  3. Invest 10-30% in development of skills and contacts that make you more valuable, more productive and widely skilled, so that you upgrade your market value by at least one order every two years. Examples include workshops that really stretch you beyond what you think you could do or mastermind groups at a level you think is beyond your stature.

After the above, you can put the remainder into further tweaking of your financial growth and stability, with your choice of:

  • Extending your safety buffer to 12-24 months (I aim for 18+ months, allowing for a safety margin to abort ventures)
  • Reducing any costs you have (e.g. paying off outstanding credit card, loan or mortgage costs)
  • Investing in quality products and services that require reduced upkeep costs and make you much more productive
  • More investment in financial freedom capital
  • More investment in totally different skills and contacts

And whatever you have left and are entirely ok with losing completely, gamble that by:

  • Paying it forward to a personally worthwhile social goal. Ideally, this could be bootstrapping someone you personally care about towards their self independence, their growth, while expecting nothing in return (and probably getting a lot from that in feeling good).
  • Trying an investment in a start-up you believe in will work financially (with a return of at least 10x) and do your kind of good in the world. Then don’t touch or even look at that investment for at least 5, preferably 10+ years. Don’t expect it to return anything, be positively surprised when it does.
  • If you really must learn that lesson yourself: lose it by gambling on the stock market, stepping into or out of the latest crypto coin hype too late, or other such “I can beat the system” delusions.

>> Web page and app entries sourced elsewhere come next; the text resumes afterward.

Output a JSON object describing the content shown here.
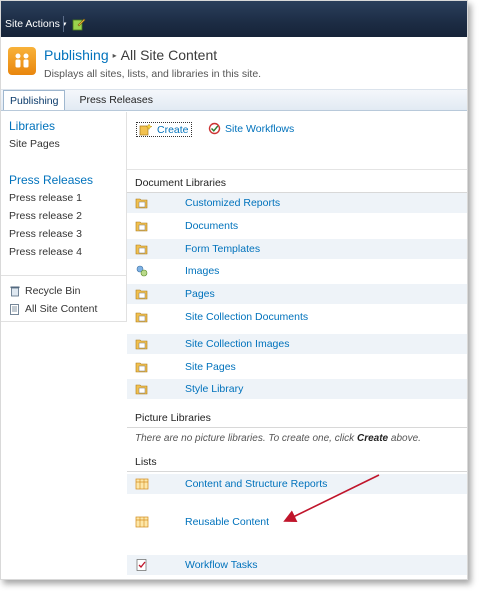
{
  "topbar": {
    "site_actions_label": "Site Actions",
    "caret": "▾"
  },
  "header": {
    "site_title": "Publishing",
    "breadcrumb_separator": "▸",
    "page_title": "All Site Content",
    "description": "Displays all sites, lists, and libraries in this site."
  },
  "topnav": {
    "tabs": [
      {
        "label": "Publishing",
        "active": true
      },
      {
        "label": "Press Releases",
        "active": false
      }
    ]
  },
  "leftnav": {
    "libraries_header": "Libraries",
    "libraries": [
      "Site Pages"
    ],
    "press_header": "Press Releases",
    "press_items": [
      "Press release 1",
      "Press release 2",
      "Press release 3",
      "Press release 4"
    ],
    "utilities": [
      {
        "label": "Recycle Bin",
        "icon": "recycle-bin-icon"
      },
      {
        "label": "All Site Content",
        "icon": "all-content-icon"
      }
    ]
  },
  "toolbar": {
    "create_label": "Create",
    "workflows_label": "Site Workflows"
  },
  "sections": {
    "document_libraries": {
      "header": "Document Libraries",
      "items": [
        "Customized Reports",
        "Documents",
        "Form Templates",
        "Images",
        "Pages",
        "Site Collection Documents",
        "Site Collection Images",
        "Site Pages",
        "Style Library"
      ]
    },
    "picture_libraries": {
      "header": "Picture Libraries",
      "empty_prefix": "There are no picture libraries. To create one, click ",
      "empty_link": "Create",
      "empty_suffix": " above."
    },
    "lists": {
      "header": "Lists",
      "items": [
        "Content and Structure Reports",
        "Reusable Content",
        "Workflow Tasks"
      ]
    }
  },
  "colors": {
    "link": "#0072bc",
    "topbar": "#1c2c44",
    "row_alt": "#eef3f8",
    "annotation_arrow": "#c0152b"
  }
}
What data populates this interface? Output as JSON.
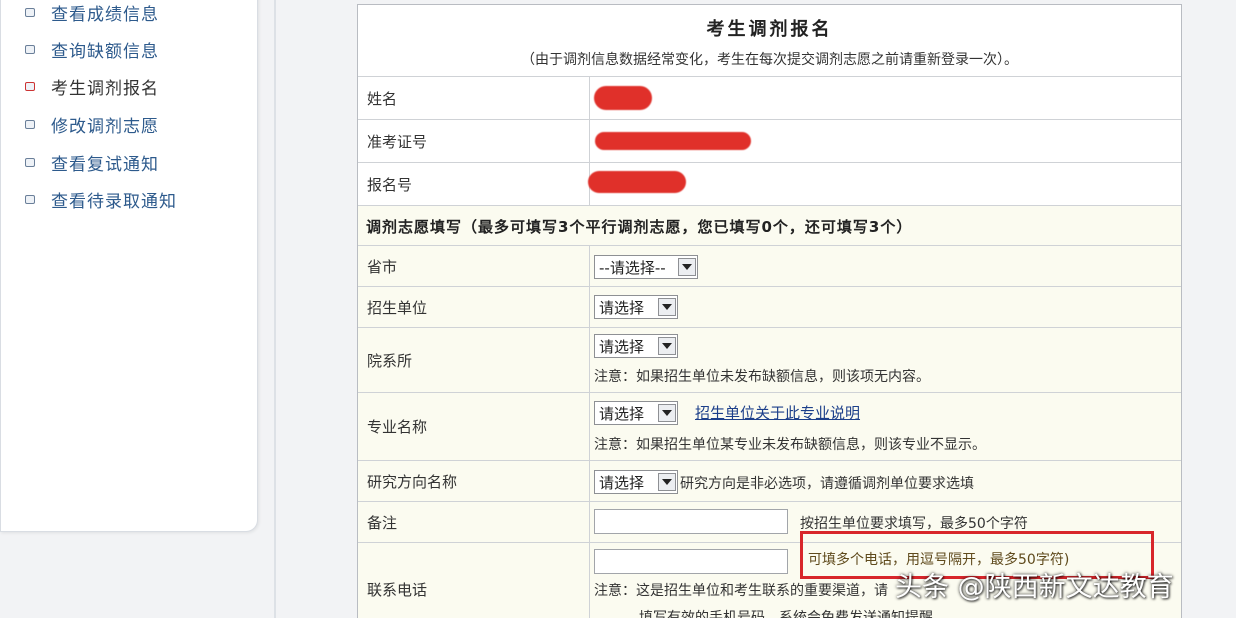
{
  "sidebar": {
    "items": [
      {
        "label": "查看成绩信息"
      },
      {
        "label": "查询缺额信息"
      },
      {
        "label": "考生调剂报名"
      },
      {
        "label": "修改调剂志愿"
      },
      {
        "label": "查看复试通知"
      },
      {
        "label": "查看待录取通知"
      }
    ]
  },
  "form": {
    "title": "考生调剂报名",
    "subtitle": "（由于调剂信息数据经常变化，考生在每次提交调剂志愿之前请重新登录一次）。",
    "fields": {
      "name_label": "姓名",
      "exam_id_label": "准考证号",
      "reg_no_label": "报名号"
    },
    "section_title": "调剂志愿填写（最多可填写3个平行调剂志愿，您已填写0个，还可填写3个）",
    "province": {
      "label": "省市",
      "value": "--请选择--"
    },
    "school": {
      "label": "招生单位",
      "value": "请选择"
    },
    "department": {
      "label": "院系所",
      "value": "请选择",
      "note": "注意：如果招生单位未发布缺额信息，则该项无内容。"
    },
    "major": {
      "label": "专业名称",
      "value": "请选择",
      "link": "招生单位关于此专业说明",
      "note": "注意：如果招生单位某专业未发布缺额信息，则该专业不显示。"
    },
    "research": {
      "label": "研究方向名称",
      "value": "请选择",
      "note": "研究方向是非必选项，请遵循调剂单位要求选填"
    },
    "remark": {
      "label": "备注",
      "hint": "按招生单位要求填写，最多50个字符"
    },
    "phone": {
      "label": "联系电话",
      "hint": "可填多个电话，用逗号隔开，最多50字符)",
      "note_line1": "注意：这是招生单位和考生联系的重要渠道，请",
      "note_line2": "填写有效的手机号码，系统会免费发送通知提醒。"
    }
  },
  "watermark": "头条 @陕西新文达教育",
  "colors": {
    "highlight_box": "#d8262b",
    "redaction": "#e0302a",
    "link": "#1c3f8a"
  }
}
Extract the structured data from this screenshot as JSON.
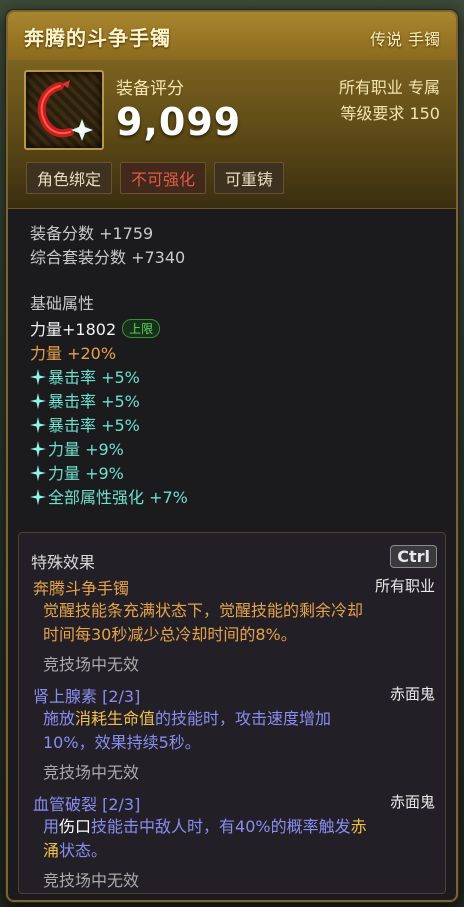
{
  "item": {
    "name": "奔腾的斗争手镯",
    "rarity": "传说",
    "type": "手镯",
    "score_label": "装备评分",
    "score": "9,099",
    "jobs": "所有职业 专属",
    "level_req": "等级要求 150",
    "tags": [
      {
        "label": "角色绑定"
      },
      {
        "label": "不可强化"
      },
      {
        "label": "可重铸"
      }
    ]
  },
  "scores": {
    "equip_points": "装备分数 +1759",
    "set_points": "综合套装分数 +7340"
  },
  "base": {
    "header": "基础属性",
    "strength": "力量+1802",
    "cap_badge": "上限",
    "percent_strength": "力量 +20%",
    "bonus_stats": [
      {
        "label": "暴击率 +5%"
      },
      {
        "label": "暴击率 +5%"
      },
      {
        "label": "暴击率 +5%"
      },
      {
        "label": "力量 +9%"
      },
      {
        "label": "力量 +9%"
      },
      {
        "label": "全部属性强化 +7%"
      }
    ]
  },
  "special": {
    "title": "特殊效果",
    "ctrl_key": "Ctrl",
    "effects": [
      {
        "name": "奔腾斗争手镯",
        "class": "所有职业",
        "desc_line1": "觉醒技能条充满状态下，觉醒技能的剩余冷却",
        "desc_line2": "时间每30秒减少总冷却时间的8%。",
        "note": "竞技场中无效"
      },
      {
        "name": "肾上腺素 [2/3]",
        "class": "赤面鬼",
        "desc_p1": "施放",
        "desc_hl": "消耗生命值",
        "desc_p2": "的技能时，攻击速度增加",
        "desc_line2": "10%，效果持续5秒。",
        "note": "竞技场中无效"
      },
      {
        "name": "血管破裂 [2/3]",
        "class": "赤面鬼",
        "desc_p1": "用",
        "desc_hl": "伤口",
        "desc_p2": "技能击中敌人时，有40%的概率触发",
        "desc_hl2": "赤",
        "desc_line2_hl": "涌",
        "desc_line2_rest": "状态。",
        "note": "竞技场中无效"
      }
    ]
  }
}
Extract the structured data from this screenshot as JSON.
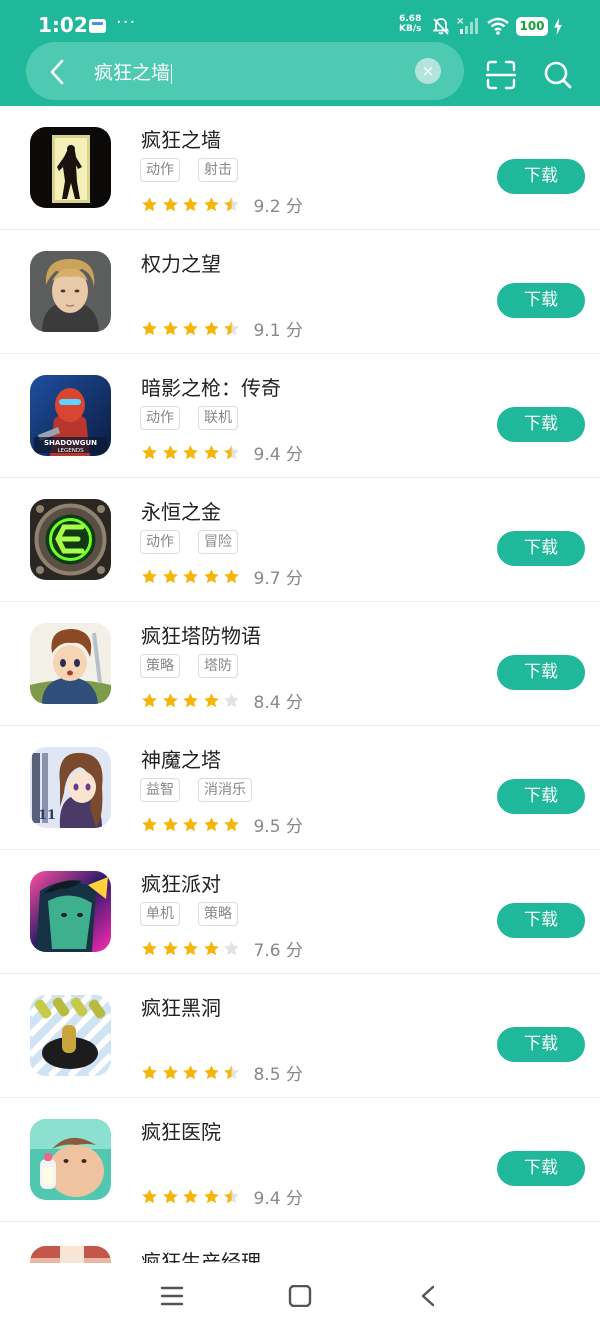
{
  "status": {
    "time": "1:02",
    "speed_value": "6.68",
    "speed_unit": "KB/s",
    "battery": "100"
  },
  "search": {
    "query": "疯狂之墙"
  },
  "download_label": "下载",
  "score_unit": "分",
  "games": [
    {
      "title": "疯狂之墙",
      "tags": [
        "动作",
        "射击"
      ],
      "rating": 4.5,
      "score": "9.2"
    },
    {
      "title": "权力之望",
      "tags": [],
      "rating": 4.5,
      "score": "9.1"
    },
    {
      "title": "暗影之枪：传奇",
      "tags": [
        "动作",
        "联机"
      ],
      "rating": 4.5,
      "score": "9.4"
    },
    {
      "title": "永恒之金",
      "tags": [
        "动作",
        "冒险"
      ],
      "rating": 5,
      "score": "9.7"
    },
    {
      "title": "疯狂塔防物语",
      "tags": [
        "策略",
        "塔防"
      ],
      "rating": 4,
      "score": "8.4"
    },
    {
      "title": "神魔之塔",
      "tags": [
        "益智",
        "消消乐"
      ],
      "rating": 5,
      "score": "9.5"
    },
    {
      "title": "疯狂派对",
      "tags": [
        "单机",
        "策略"
      ],
      "rating": 4,
      "score": "7.6"
    },
    {
      "title": "疯狂黑洞",
      "tags": [],
      "rating": 4.5,
      "score": "8.5"
    },
    {
      "title": "疯狂医院",
      "tags": [],
      "rating": 4.5,
      "score": "9.4"
    }
  ],
  "partial_item": {
    "title": "疯狂生产经理"
  },
  "colors": {
    "accent": "#1fb89b",
    "star": "#f5b50a",
    "star_empty": "#e2e2e2"
  }
}
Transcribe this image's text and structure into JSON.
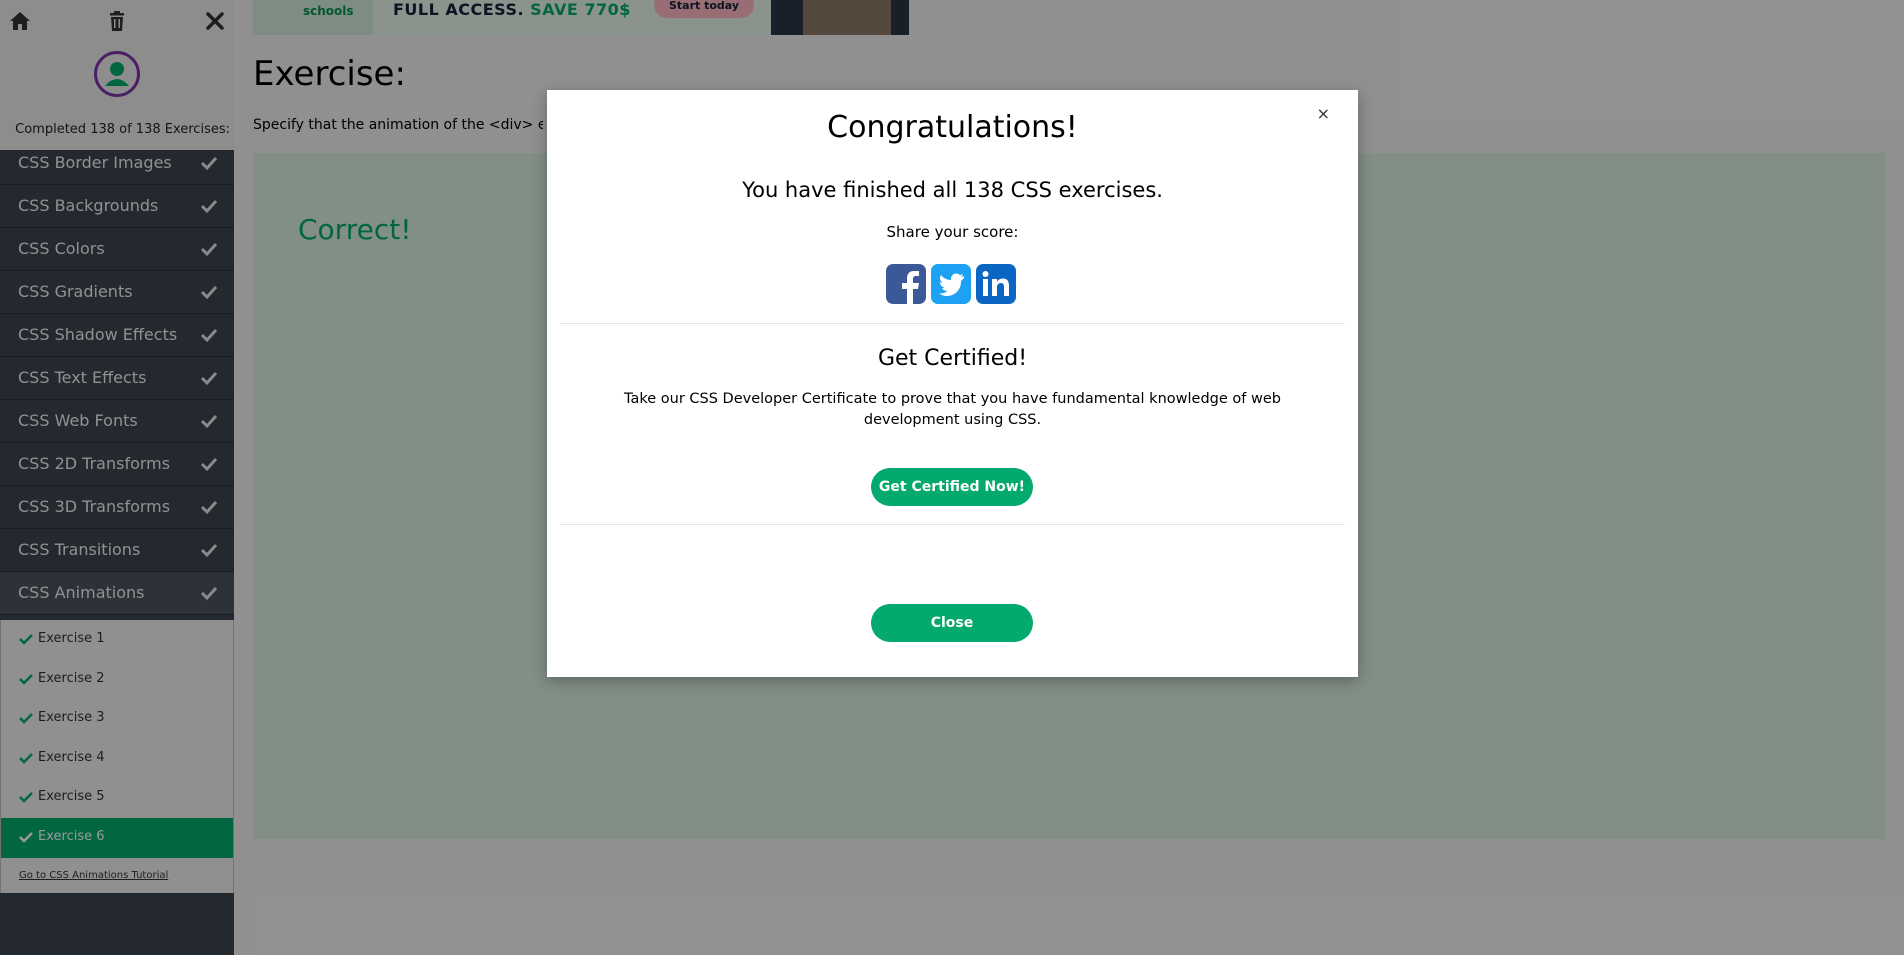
{
  "sidebar": {
    "completed_text": "Completed 138 of 138 Exercises:",
    "topics": [
      {
        "label": "CSS Border Images"
      },
      {
        "label": "CSS Backgrounds"
      },
      {
        "label": "CSS Colors"
      },
      {
        "label": "CSS Gradients"
      },
      {
        "label": "CSS Shadow Effects"
      },
      {
        "label": "CSS Text Effects"
      },
      {
        "label": "CSS Web Fonts"
      },
      {
        "label": "CSS 2D Transforms"
      },
      {
        "label": "CSS 3D Transforms"
      },
      {
        "label": "CSS Transitions"
      },
      {
        "label": "CSS Animations"
      }
    ],
    "exercises": [
      {
        "label": "Exercise 1"
      },
      {
        "label": "Exercise 2"
      },
      {
        "label": "Exercise 3"
      },
      {
        "label": "Exercise 4"
      },
      {
        "label": "Exercise 5"
      },
      {
        "label": "Exercise 6"
      }
    ],
    "tutorial_link": "Go to CSS Animations Tutorial"
  },
  "ad": {
    "schools": "schools",
    "access": "FULL ACCESS.",
    "save": "SAVE 770$",
    "start": "Start today"
  },
  "main": {
    "title": "Exercise:",
    "description": "Specify that the animation of the <div> ele",
    "correct": "Correct!"
  },
  "modal": {
    "close_x": "×",
    "title": "Congratulations!",
    "finished": "You have finished all 138 CSS exercises.",
    "share": "Share your score:",
    "certified_title": "Get Certified!",
    "certified_desc": "Take our CSS Developer Certificate to prove that you have fundamental knowledge of web development using CSS.",
    "certify_button": "Get Certified Now!",
    "close_button": "Close"
  },
  "colors": {
    "accent": "#04aa6d",
    "sidebar_bg": "#3c444f",
    "avatar_ring": "#7e34a8",
    "facebook": "#3b5998",
    "twitter": "#1da1f2",
    "linkedin": "#0a66c2"
  }
}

I hope this view helps you decide wisely where to put your money.

For the growth!